*Bonus: A Room With A View by E.M. Forster

One of E. M. Forster’s most celebrated novels, A Room With a View is the story of a young English middle-class girl, Lucy Honeychurch. While vacationing in Italy, Lucy meets and is wooed by two gentlemen, George Emerson and Cecil Vyse. After turning down Cecil Vyse’s marriage proposals twice Lucy finally accepts. Upon hearing of the engagement George protests and confesses his true love for Lucy. Lucy is torn between the choice of marrying Cecil, who is a more socially acceptable mate, and George who she knows will bring her true happiness.
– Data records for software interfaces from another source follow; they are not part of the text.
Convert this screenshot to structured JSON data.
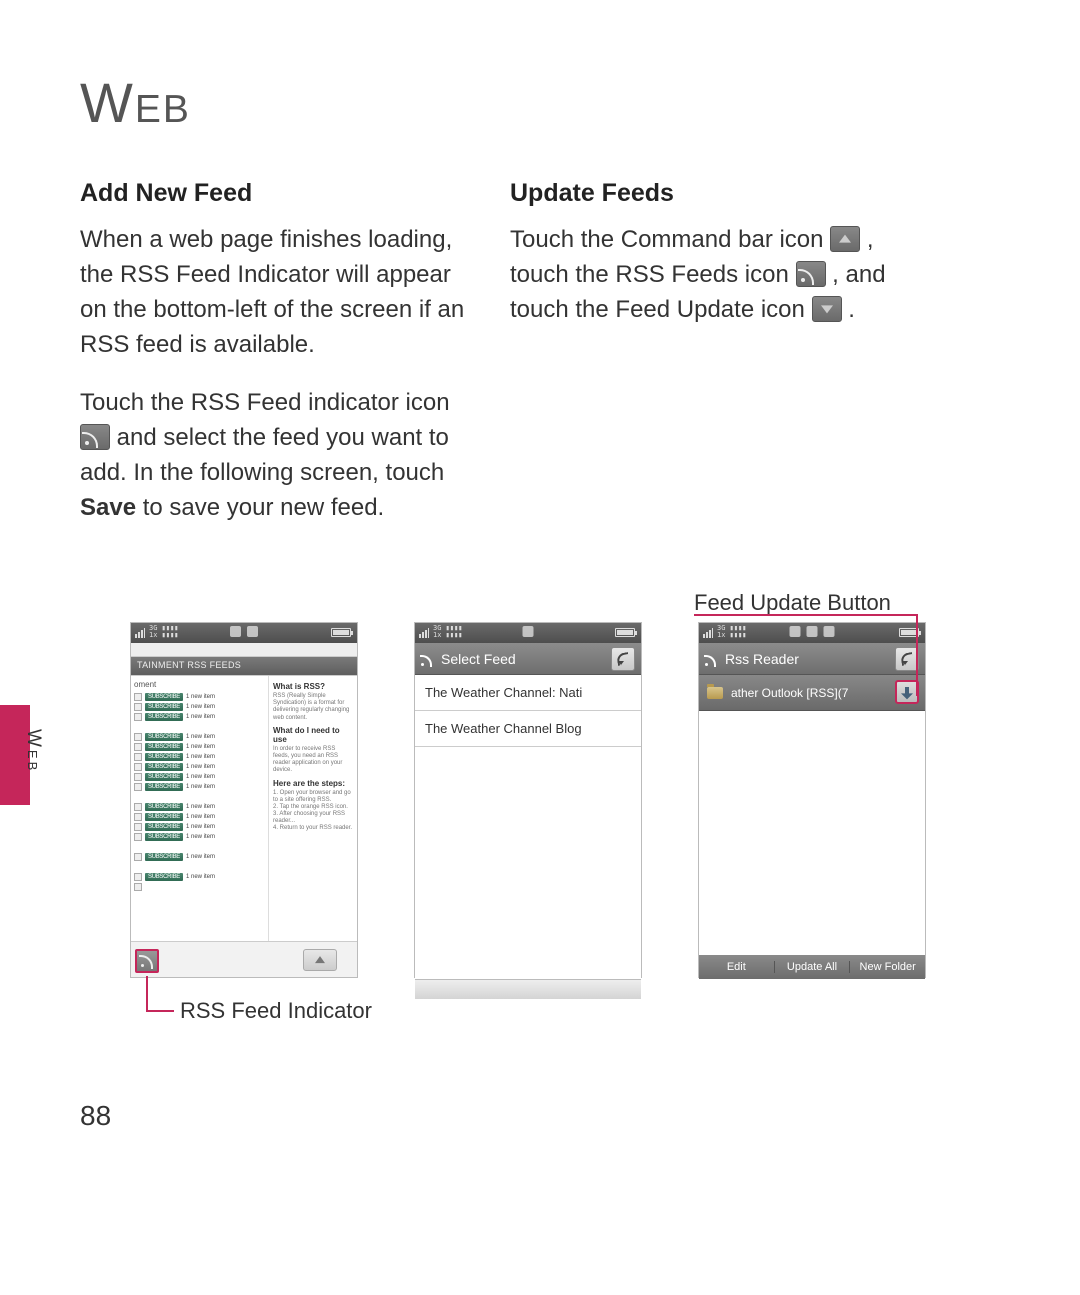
{
  "title": "Web",
  "sidetab": "Web",
  "page_number": "88",
  "left": {
    "heading": "Add New Feed",
    "p1": "When a web page finishes loading, the RSS Feed Indicator will appear on the bottom-left of the screen if an RSS feed is available.",
    "p2a": "Touch the RSS Feed indicator icon ",
    "p2b": " and select the feed you want to add. In the following screen, touch ",
    "save": "Save",
    "p2c": " to save your new feed."
  },
  "right": {
    "heading": "Update Feeds",
    "p1a": "Touch the Command bar icon ",
    "p1b": ", touch the RSS Feeds icon ",
    "p1c": ", and touch the Feed Update icon ",
    "p1d": "."
  },
  "callouts": {
    "rss_indicator": "RSS Feed Indicator",
    "feed_update": "Feed Update Button"
  },
  "shot1": {
    "status_text": "3G ▮▮▮▮\n1x ▮▮▮▮",
    "tab_label": "TAINMENT RSS FEEDS",
    "category": "oment",
    "chip": "SUBSCRIBE",
    "count": "1 new item",
    "rp_h1": "What is RSS?",
    "rp_b1": "RSS (Really Simple Syndication) is a format for delivering regularly changing web content.",
    "rp_h2": "What do I need to use",
    "rp_b2": "In order to receive RSS feeds, you need an RSS reader application on your device.",
    "rp_h3": "Here are the steps:",
    "rp_b3": "1. Open your browser and go to a site offering RSS.\n2. Tap the orange RSS icon.\n3. After choosing your RSS reader...\n4. Return to your RSS reader."
  },
  "shot2": {
    "title": "Select Feed",
    "item1": "The Weather Channel:  Nati",
    "item2": "The Weather Channel Blog"
  },
  "shot3": {
    "title": "Rss Reader",
    "folder_label": "ather Outlook [RSS](7",
    "foot1": "Edit",
    "foot2": "Update All",
    "foot3": "New Folder"
  }
}
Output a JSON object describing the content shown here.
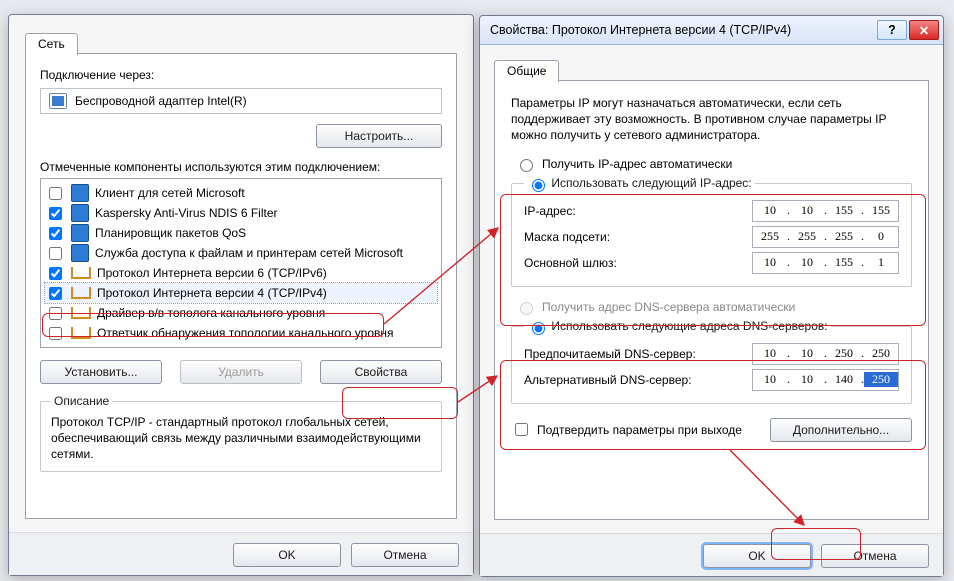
{
  "win1": {
    "tab_label": "Сеть",
    "connect_via_label": "Подключение через:",
    "adapter": "Беспроводной адаптер Intel(R)",
    "configure_btn": "Настроить...",
    "components_label": "Отмеченные компоненты используются этим подключением:",
    "items": [
      {
        "checked": false,
        "label": "Клиент для сетей Microsoft",
        "ico": "v1"
      },
      {
        "checked": true,
        "label": "Kaspersky Anti-Virus NDIS 6 Filter",
        "ico": "v1"
      },
      {
        "checked": true,
        "label": "Планировщик пакетов QoS",
        "ico": "v1"
      },
      {
        "checked": false,
        "label": "Служба доступа к файлам и принтерам сетей Microsoft",
        "ico": "v1"
      },
      {
        "checked": true,
        "label": "Протокол Интернета версии 6 (TCP/IPv6)",
        "ico": "c"
      },
      {
        "checked": true,
        "label": "Протокол Интернета версии 4 (TCP/IPv4)",
        "ico": "c"
      },
      {
        "checked": false,
        "label": "Драйвер в/в тополога канального уровня",
        "ico": "c"
      },
      {
        "checked": false,
        "label": "Ответчик обнаружения топологии канального уровня",
        "ico": "c"
      }
    ],
    "install_btn": "Установить...",
    "remove_btn": "Удалить",
    "properties_btn": "Свойства",
    "desc_group_label": "Описание",
    "desc_text": "Протокол TCP/IP - стандартный протокол глобальных сетей, обеспечивающий связь между различными взаимодействующими сетями.",
    "ok": "OK",
    "cancel": "Отмена"
  },
  "win2": {
    "title": "Свойства: Протокол Интернета версии 4 (TCP/IPv4)",
    "tab_label": "Общие",
    "intro": "Параметры IP могут назначаться автоматически, если сеть поддерживает эту возможность. В противном случае параметры IP можно получить у сетевого администратора.",
    "radio_ip_auto": "Получить IP-адрес автоматически",
    "radio_ip_manual": "Использовать следующий IP-адрес:",
    "ip_label": "IP-адрес:",
    "ip_value": [
      "10",
      "10",
      "155",
      "155"
    ],
    "mask_label": "Маска подсети:",
    "mask_value": [
      "255",
      "255",
      "255",
      "0"
    ],
    "gw_label": "Основной шлюз:",
    "gw_value": [
      "10",
      "10",
      "155",
      "1"
    ],
    "radio_dns_auto": "Получить адрес DNS-сервера автоматически",
    "radio_dns_manual": "Использовать следующие адреса DNS-серверов:",
    "dns1_label": "Предпочитаемый DNS-сервер:",
    "dns1_value": [
      "10",
      "10",
      "250",
      "250"
    ],
    "dns2_label": "Альтернативный DNS-сервер:",
    "dns2_value": [
      "10",
      "10",
      "140",
      "250"
    ],
    "validate_checkbox": "Подтвердить параметры при выходе",
    "advanced_btn": "Дополнительно...",
    "ok": "OK",
    "cancel": "Отмена"
  }
}
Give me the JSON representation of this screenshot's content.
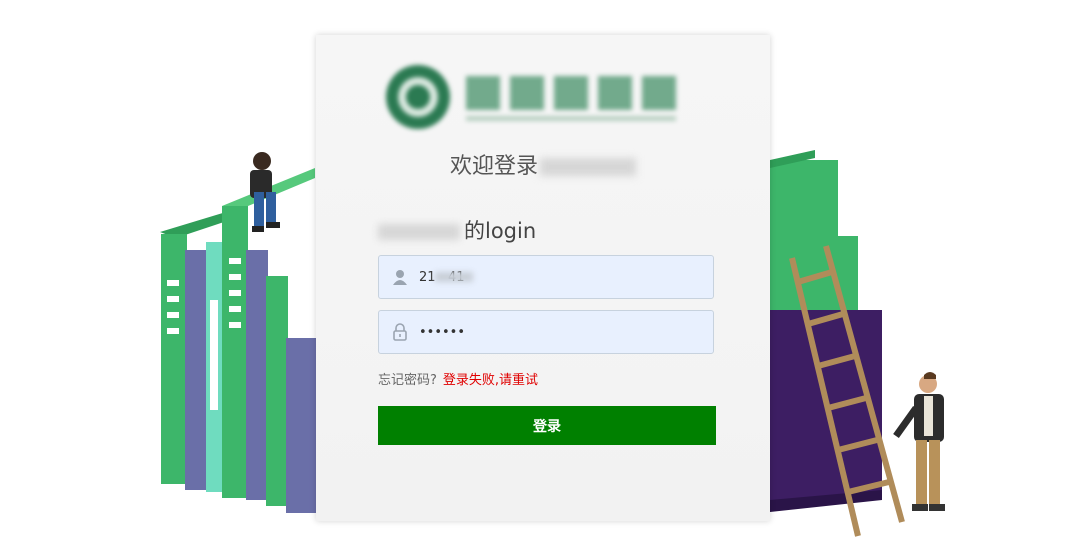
{
  "header": {
    "welcome_text": "欢迎登录",
    "login_text": "的login"
  },
  "form": {
    "username_value": "21   41",
    "password_value": "••••••",
    "forgot_label": "忘记密码?",
    "error_text": "登录失败,请重试",
    "submit_label": "登录"
  },
  "colors": {
    "button_bg": "#008000",
    "error_text": "#e00000",
    "field_bg": "#e8f0fe"
  },
  "icons": [
    "user-icon",
    "lock-icon"
  ]
}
A Room With a View is a tale of classic human struggles such as the choice between social acceptance or true love.

What do you think? Do you agree with my favorites? And do you have any more recommendations for my to read list?

Advertisements

6 comments on “Top Ten Tuesday #3: Book Classics

  1. Alison
    July 1, 2014

    Yes! The Princess Bride. I highly recommend it. It’s one of the rare cases where I enjoy the movie a smidge more but I love the book as well. :)

    • gwenkate
      July 1, 2014

      Yes, I like the movie a lot but I hope the book will offer more background that I found the movie lacked.

  2. bobandkilehgotoalaska
    July 1, 2014

    They all sound great. I’ve read quite a few. I was thinking about recommending reading Henry James’s novels. Really great stories about young women and finding love. There are so many great English classics to read. One of my favorite classes in college was The Classics. So many fabulous books to read. I just finished a book by a Dutch author last night.

  3. lilajune
    July 1, 2014

    Oh wow!!! This is a great list indeed!! Obviously I adored Island of the Blue Dolphins but your list made me realize how many books I forgot about!!! Anne Frank, Sherlock Holmes, The Hobbitt!!! Amazing.
    I must confess I’ve never read A Tree Grows in Brooklyn, I’ll have too pick that one up!

  4. anotherafterthought
    July 2, 2014

    I haven’t read The Hobbit but I can understand and appreciate everything Tolkien has done for the genre to be considered a classic! There’s definitely a special place in my heart for everything and anything middle earth.

    Cheers,
    joey via. thoughts and afterthoughts

  5. holdencaulfieldcampion
    July 17, 2014

    You are right about 1984-it’s message grows with time. Want to read Fahrenheit, I’m going to pick it up tomorrow. Too much procrastinating!

What do you think?

Fill in your details below or click an icon to log in:

WordPress.com Logo

You are commenting using your WordPress.com account. Log Out / Change )

Twitter picture

You are commenting using your Twitter account. Log Out / Change )

Facebook photo

You are commenting using your Facebook account. Log Out / Change )

Google+ photo

You are commenting using your Google+ account. Log Out / Change )

Connecting to %s

Information

This entry was posted on July 1, 2014 by in Author: Gwen, Book List, Top Ten Tuesday, Young Adult and tagged , , .
%d bloggers like this: